The public health department said there are four areas that determine a county's risk factor. Those are testing goals, percent of positives, declining rates, and emergency room visits. All are factored into why a county may pop up as high or low risk.
"This particular graphic is related to trends and not necessarily cumulative cases or current cases or anything like that," said Colbert EMA Director Michael David Smith.
Smith, who wears his mask in public but removed it prior to an interview because there was well more than a six foot distance, said when he saw the change in the new map he called public health officials to find out why the county went from green to red despite having lower cases compared to other counties.
"One of the biggest things that caused us to move up was the fact that our percent of positives compared to those total tests was more than 10%. We're almost at 12% now, so 12% of all the cases they are submitting are coming back positive," said Smith.
Smith said Colbert County did well in having more tests available, and emergency room visits for people with coronavirus symptoms went down. Overall, the county isn't trending down.
"Our overall trend isn't declining under the standard that they would like to see.

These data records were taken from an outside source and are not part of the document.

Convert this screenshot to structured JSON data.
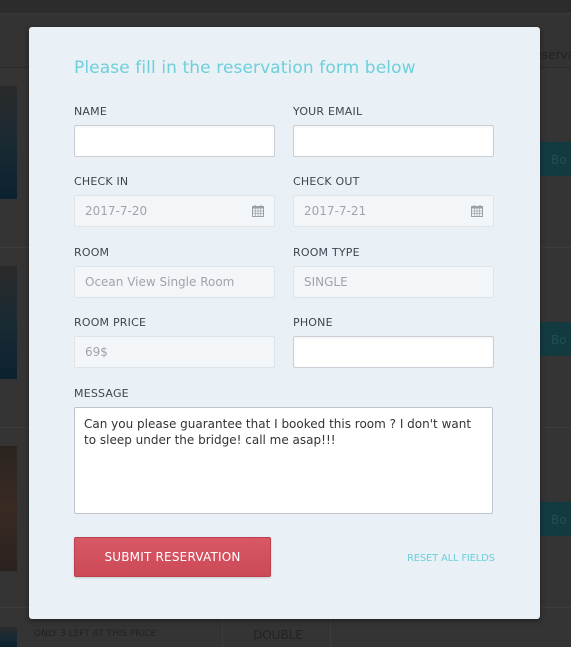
{
  "background": {
    "header_text": "Reserva",
    "book_buttons": [
      "Bo",
      "Bo",
      "Bo"
    ],
    "bottom_row": {
      "availability": "ONLY 3 LEFT AT THIS PRICE",
      "room_type": "DOUBLE"
    }
  },
  "modal": {
    "title": "Please fill in the reservation form below",
    "fields": {
      "name": {
        "label": "NAME",
        "value": ""
      },
      "email": {
        "label": "YOUR EMAIL",
        "value": ""
      },
      "check_in": {
        "label": "CHECK IN",
        "value": "2017-7-20",
        "icon": "calendar-icon"
      },
      "check_out": {
        "label": "CHECK OUT",
        "value": "2017-7-21",
        "icon": "calendar-icon"
      },
      "room": {
        "label": "ROOM",
        "value": "Ocean View Single Room"
      },
      "room_type": {
        "label": "ROOM TYPE",
        "value": "SINGLE"
      },
      "room_price": {
        "label": "ROOM PRICE",
        "value": "69$"
      },
      "phone": {
        "label": "PHONE",
        "value": ""
      },
      "message": {
        "label": "MESSAGE",
        "value": "Can you please guarantee that I booked this room ? I don't want to sleep under the bridge! call me asap!!!"
      }
    },
    "submit_label": "SUBMIT RESERVATION",
    "reset_label": "RESET ALL FIELDS"
  },
  "colors": {
    "accent": "#6dd0db",
    "submit": "#d45360",
    "modal_bg": "#e9f0f6",
    "overlay": "#343434"
  }
}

It's evened out but we have not started to decline like we needed to," said Smith.
Smith and the department of public health said they are urging people to wear masks while out in public, social distance, and do what you can to help stop the spread of this virus.